The Masters Apprentices
  • Mick Bower – rhythm guitar
  • Jim Keays – lead vocals
  • Rick Morrison – lead guitar
  • Brian Vaughton – drums
  • Gavin Webb – bass guitar
Production Team
  • Producer – Max Pepper


References[edit]

General
  • Keays, Jim (1999). His Master's Voice: The Masters Apprentices: The bad boys of sixties rock 'n' roll. St Leonards, NSW: Allen & Unwin. ISBN 1-86508-185-X. Retrieved 29 May 2017. Note: limited preview for on-line version.

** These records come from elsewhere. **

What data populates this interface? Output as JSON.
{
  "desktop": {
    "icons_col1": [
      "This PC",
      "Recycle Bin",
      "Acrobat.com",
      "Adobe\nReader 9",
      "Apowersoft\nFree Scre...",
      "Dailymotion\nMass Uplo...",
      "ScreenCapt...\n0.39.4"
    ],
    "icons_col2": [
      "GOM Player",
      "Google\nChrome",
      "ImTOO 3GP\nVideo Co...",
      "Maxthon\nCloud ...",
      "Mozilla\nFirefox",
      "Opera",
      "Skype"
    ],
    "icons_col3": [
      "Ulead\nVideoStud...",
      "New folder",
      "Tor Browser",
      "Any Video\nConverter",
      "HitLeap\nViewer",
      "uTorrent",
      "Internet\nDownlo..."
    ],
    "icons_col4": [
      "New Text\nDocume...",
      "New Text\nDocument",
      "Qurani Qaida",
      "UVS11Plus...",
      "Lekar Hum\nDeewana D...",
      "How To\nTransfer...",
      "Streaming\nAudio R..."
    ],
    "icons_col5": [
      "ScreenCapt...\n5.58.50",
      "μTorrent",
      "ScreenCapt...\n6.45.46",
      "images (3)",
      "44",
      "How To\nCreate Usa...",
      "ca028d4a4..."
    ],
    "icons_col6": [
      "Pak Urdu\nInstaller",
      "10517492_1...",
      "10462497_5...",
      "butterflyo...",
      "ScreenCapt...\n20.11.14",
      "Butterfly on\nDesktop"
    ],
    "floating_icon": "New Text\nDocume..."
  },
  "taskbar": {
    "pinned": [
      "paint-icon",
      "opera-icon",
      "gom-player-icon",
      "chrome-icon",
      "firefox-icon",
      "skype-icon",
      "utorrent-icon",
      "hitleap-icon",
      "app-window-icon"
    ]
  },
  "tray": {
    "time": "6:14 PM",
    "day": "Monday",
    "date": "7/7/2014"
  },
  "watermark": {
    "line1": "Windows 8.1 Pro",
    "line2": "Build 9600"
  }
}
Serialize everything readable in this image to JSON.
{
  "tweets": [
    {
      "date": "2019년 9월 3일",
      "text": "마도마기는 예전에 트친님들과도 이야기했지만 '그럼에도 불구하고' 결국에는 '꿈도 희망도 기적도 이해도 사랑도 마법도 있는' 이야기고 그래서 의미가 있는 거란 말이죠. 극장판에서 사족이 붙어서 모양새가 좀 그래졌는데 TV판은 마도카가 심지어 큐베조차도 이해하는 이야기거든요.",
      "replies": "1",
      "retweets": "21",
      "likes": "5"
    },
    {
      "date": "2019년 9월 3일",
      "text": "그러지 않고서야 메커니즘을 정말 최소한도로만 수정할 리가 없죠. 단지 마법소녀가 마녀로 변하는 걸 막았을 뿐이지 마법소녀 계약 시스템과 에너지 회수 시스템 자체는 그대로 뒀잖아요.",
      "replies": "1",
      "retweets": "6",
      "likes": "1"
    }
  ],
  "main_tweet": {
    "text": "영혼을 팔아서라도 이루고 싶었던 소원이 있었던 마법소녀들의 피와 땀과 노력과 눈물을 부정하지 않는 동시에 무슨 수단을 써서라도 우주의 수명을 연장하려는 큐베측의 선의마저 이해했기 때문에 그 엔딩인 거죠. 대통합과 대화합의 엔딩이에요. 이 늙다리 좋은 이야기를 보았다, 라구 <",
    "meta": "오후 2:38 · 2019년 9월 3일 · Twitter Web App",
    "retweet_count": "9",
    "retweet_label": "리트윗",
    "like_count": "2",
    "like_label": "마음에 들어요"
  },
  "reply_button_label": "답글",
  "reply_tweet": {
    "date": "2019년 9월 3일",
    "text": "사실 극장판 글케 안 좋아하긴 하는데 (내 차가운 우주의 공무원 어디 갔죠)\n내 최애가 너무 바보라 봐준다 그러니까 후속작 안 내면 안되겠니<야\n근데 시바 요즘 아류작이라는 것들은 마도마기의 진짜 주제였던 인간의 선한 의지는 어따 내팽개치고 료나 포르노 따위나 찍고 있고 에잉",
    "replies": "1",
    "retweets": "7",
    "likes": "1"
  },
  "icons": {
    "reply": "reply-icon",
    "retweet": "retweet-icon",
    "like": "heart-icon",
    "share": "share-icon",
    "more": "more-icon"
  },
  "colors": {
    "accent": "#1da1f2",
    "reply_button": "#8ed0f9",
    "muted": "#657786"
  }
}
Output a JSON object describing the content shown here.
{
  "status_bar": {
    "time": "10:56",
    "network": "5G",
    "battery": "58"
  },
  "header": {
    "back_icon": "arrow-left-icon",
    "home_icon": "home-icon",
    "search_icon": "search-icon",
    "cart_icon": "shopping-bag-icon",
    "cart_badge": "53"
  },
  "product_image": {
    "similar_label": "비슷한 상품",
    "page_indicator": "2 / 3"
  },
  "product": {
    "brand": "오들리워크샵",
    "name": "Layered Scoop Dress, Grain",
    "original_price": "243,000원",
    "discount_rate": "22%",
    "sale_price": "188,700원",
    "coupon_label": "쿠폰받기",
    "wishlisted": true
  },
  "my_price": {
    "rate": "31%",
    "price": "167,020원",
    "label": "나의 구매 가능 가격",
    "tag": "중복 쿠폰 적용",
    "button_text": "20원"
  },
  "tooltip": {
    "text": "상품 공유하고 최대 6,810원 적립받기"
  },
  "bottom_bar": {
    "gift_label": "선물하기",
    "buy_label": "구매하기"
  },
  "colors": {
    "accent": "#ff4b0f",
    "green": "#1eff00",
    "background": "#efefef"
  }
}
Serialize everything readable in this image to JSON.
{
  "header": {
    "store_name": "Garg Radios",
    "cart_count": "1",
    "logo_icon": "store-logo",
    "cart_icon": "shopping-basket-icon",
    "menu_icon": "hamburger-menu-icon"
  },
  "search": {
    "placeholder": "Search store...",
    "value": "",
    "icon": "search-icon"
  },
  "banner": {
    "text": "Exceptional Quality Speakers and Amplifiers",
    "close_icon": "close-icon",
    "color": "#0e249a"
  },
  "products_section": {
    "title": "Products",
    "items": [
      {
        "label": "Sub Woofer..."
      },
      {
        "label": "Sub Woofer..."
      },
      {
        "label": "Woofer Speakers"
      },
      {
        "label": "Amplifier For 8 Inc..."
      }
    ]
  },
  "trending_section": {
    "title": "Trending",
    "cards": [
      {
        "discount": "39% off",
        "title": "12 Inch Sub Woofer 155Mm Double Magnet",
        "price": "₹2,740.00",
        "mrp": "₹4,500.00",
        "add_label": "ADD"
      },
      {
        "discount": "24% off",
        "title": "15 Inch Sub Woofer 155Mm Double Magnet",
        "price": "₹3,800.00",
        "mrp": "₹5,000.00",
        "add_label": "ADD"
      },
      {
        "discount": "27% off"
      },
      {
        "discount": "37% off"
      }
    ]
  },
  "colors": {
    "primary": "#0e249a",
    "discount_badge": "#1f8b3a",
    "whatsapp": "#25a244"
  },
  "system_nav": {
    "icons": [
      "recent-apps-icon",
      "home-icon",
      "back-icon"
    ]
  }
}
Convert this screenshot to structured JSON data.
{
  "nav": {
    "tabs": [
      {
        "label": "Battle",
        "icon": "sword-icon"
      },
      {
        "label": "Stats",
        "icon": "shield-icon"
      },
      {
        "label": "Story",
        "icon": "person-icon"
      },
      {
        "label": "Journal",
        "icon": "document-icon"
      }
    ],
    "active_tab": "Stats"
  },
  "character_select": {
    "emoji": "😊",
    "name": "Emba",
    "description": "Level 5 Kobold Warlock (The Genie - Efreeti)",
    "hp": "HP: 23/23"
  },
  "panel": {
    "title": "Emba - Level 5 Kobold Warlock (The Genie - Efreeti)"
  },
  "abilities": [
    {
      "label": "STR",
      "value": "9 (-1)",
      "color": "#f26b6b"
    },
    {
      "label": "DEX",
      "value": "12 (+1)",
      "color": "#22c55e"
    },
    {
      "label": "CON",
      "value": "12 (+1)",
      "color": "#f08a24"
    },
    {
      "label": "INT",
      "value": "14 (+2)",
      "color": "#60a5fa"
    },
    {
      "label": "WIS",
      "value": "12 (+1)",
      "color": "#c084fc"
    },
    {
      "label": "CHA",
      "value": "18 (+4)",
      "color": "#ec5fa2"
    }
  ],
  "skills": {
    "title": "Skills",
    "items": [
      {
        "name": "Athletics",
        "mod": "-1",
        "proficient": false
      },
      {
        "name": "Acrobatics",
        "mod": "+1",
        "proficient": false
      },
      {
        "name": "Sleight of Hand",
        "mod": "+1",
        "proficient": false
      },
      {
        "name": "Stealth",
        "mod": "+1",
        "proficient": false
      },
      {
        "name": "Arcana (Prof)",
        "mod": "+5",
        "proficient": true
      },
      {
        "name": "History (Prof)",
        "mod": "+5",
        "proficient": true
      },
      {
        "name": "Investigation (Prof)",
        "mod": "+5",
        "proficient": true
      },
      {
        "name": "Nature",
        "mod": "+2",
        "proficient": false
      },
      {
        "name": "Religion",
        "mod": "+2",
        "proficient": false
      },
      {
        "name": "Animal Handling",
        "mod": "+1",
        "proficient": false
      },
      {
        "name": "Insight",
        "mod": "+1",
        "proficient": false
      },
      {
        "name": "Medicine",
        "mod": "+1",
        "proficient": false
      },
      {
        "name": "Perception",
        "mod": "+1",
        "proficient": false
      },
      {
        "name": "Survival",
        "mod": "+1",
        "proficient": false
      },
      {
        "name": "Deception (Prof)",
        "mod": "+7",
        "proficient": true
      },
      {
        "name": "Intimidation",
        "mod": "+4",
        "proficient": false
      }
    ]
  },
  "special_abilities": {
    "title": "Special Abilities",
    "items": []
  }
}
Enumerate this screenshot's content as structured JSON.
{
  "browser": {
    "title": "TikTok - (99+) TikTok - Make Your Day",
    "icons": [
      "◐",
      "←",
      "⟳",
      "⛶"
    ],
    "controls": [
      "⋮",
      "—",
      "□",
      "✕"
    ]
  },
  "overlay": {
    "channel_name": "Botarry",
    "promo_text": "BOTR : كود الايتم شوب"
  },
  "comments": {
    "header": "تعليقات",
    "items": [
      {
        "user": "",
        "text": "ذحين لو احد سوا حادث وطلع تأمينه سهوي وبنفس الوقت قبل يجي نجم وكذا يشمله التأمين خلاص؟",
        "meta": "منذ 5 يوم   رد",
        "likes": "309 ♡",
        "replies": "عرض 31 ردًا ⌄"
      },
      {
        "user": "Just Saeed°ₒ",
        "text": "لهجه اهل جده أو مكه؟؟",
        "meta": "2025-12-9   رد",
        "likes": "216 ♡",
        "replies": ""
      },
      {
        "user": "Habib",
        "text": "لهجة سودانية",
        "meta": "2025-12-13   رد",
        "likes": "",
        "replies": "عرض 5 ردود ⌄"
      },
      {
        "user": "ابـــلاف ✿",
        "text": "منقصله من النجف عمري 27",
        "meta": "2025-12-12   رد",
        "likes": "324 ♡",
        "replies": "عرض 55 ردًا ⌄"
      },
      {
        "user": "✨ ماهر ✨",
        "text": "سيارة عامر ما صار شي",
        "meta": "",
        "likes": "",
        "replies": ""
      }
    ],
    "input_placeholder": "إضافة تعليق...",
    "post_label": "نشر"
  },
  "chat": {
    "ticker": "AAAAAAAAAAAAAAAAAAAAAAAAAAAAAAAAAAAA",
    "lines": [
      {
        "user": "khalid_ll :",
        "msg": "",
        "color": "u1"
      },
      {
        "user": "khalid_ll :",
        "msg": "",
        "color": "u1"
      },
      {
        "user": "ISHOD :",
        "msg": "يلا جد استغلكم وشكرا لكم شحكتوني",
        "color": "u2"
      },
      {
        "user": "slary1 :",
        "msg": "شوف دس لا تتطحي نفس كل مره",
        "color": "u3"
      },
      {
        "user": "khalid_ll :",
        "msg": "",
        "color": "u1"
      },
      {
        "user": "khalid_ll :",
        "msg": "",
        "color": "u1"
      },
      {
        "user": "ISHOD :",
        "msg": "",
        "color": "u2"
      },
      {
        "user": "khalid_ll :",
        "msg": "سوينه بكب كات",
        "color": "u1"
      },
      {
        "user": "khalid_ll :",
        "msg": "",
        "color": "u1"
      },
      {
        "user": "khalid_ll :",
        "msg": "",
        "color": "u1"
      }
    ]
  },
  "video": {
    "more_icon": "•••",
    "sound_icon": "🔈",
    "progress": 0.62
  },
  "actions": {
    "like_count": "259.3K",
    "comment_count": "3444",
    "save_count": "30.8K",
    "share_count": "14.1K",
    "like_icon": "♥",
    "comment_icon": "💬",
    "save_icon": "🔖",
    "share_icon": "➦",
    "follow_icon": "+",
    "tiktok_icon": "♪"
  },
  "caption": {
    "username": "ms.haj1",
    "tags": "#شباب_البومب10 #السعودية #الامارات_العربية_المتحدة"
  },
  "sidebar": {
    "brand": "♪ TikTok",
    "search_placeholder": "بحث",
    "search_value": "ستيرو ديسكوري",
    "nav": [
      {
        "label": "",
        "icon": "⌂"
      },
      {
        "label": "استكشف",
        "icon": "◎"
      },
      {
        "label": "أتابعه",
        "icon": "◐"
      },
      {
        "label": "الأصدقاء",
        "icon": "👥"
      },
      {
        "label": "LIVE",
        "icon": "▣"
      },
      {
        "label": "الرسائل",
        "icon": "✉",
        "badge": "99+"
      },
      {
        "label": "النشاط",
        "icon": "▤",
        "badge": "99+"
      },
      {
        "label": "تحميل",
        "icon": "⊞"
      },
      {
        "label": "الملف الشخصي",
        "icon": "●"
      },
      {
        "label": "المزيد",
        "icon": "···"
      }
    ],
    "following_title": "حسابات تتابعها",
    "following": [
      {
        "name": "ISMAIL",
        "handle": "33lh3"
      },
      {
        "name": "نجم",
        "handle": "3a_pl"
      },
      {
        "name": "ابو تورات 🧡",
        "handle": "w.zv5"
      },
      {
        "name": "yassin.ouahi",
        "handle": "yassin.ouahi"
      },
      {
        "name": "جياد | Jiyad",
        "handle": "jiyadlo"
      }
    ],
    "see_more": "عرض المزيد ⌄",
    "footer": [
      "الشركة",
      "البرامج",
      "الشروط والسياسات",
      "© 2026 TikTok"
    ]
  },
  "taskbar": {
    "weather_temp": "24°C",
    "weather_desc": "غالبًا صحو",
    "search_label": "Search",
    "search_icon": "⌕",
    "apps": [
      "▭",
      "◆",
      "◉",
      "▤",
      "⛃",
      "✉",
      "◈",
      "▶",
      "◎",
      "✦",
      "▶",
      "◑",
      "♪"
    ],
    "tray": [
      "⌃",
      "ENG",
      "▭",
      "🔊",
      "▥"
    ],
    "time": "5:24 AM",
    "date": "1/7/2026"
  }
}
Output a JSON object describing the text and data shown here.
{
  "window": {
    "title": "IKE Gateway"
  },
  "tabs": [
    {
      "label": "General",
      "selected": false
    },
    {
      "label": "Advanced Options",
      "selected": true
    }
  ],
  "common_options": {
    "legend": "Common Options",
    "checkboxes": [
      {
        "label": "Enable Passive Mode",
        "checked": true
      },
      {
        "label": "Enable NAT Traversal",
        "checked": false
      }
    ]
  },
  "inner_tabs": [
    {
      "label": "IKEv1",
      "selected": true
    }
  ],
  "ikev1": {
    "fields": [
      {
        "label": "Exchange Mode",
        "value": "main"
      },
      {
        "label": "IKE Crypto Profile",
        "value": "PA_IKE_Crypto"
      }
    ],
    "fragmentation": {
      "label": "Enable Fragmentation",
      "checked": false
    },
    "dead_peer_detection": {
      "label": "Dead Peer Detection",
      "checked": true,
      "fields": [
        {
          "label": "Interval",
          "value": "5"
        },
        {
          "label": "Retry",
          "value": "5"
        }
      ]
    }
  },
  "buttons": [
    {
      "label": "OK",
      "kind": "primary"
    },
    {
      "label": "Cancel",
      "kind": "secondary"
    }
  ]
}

  • Kimball, Duncan (2002). "The Masters Apprentices". Milesago: Australasian Music and Popular Culture 1964–1975. Ice Productions. Archived from the original on 13 November 2016. Retrieved 29 May 2017.
  • McFarlane, Ian (1999). "WHAMMO Homepage". Encyclopedia of Australian Rock and Pop. St Leonards, NSW: Allen & Unwin. ISBN 1-86508-072-1. Archived from the original on 5 April 2004. Retrieved 29 May 2017. Cite uses deprecated parameter |deadurl= (help) Note: Archived [on-line] copy has limited functionality.
  • Spencer, Chris; Nowara, Zbig; McHenry, Paul (2002) [1987]. The Who's Who of Australian Rock. Noble Park, Vic.: Five Mile Press. ISBN 1-86503-891-1.[10] Note: [on-line] version was established at White Room Electronic Publishing Pty Ltd in 2007 and was expanded from the 2002 edition. As from September 2010 the [on-line] version is no longer available.
Specific
  1. ^ a b Keays, pp. 41, 45, 50, 52, 54–55
  2. ^ Creswell, Toby (2007) [2005]. 1001 Songs: The Great Songs of All Time and the Artists, Stories and Secrets Behind Them (RocKwiz ed.). Prahran, Vic: Hardie Grant. p. 443. ISBN 978-1-74066-458-5.
  3. ^ a b c d Kimball
  4. ^ a b McFarlane, "'The Master's Apprentices' entry". Archived from the original on 18 June 2004. Retrieved 2004-06-18. Cite uses deprecated parameter |deadurl= (help).
  5. ^ McIntyre, Iain (Ed) (2006). Tomorrow is Today: Australia in the Psychedelic Era, 1966-1970. Wakefield Press. p. 53. ISBN 9781862546974.CS1 maint: extra text: authors list (link)
  6. ^ ""Wars or Hands of Time" at APRA search engine". Australasian Performing Right Association (APRA). Retrieved 29 May 2017.
  7. ^ Keays, p. 41
  8. ^ Nimmervoll, Ed. "Go-Set National Top 40". Go-Set. Waverley Press. Retrieved 29 May 2017.
  9. ^ McGrath, Noel (198). Noel McGrath's Australian Encyclopaedia of Rock. Outlaw Press. p. 197.
  10. ^ "Who's who of Australian rock / compiled by Chris Spencer, Zbig Nowara & Paul McHenry". catalogue. National Library of Australia. Retrieved 29 January 2010.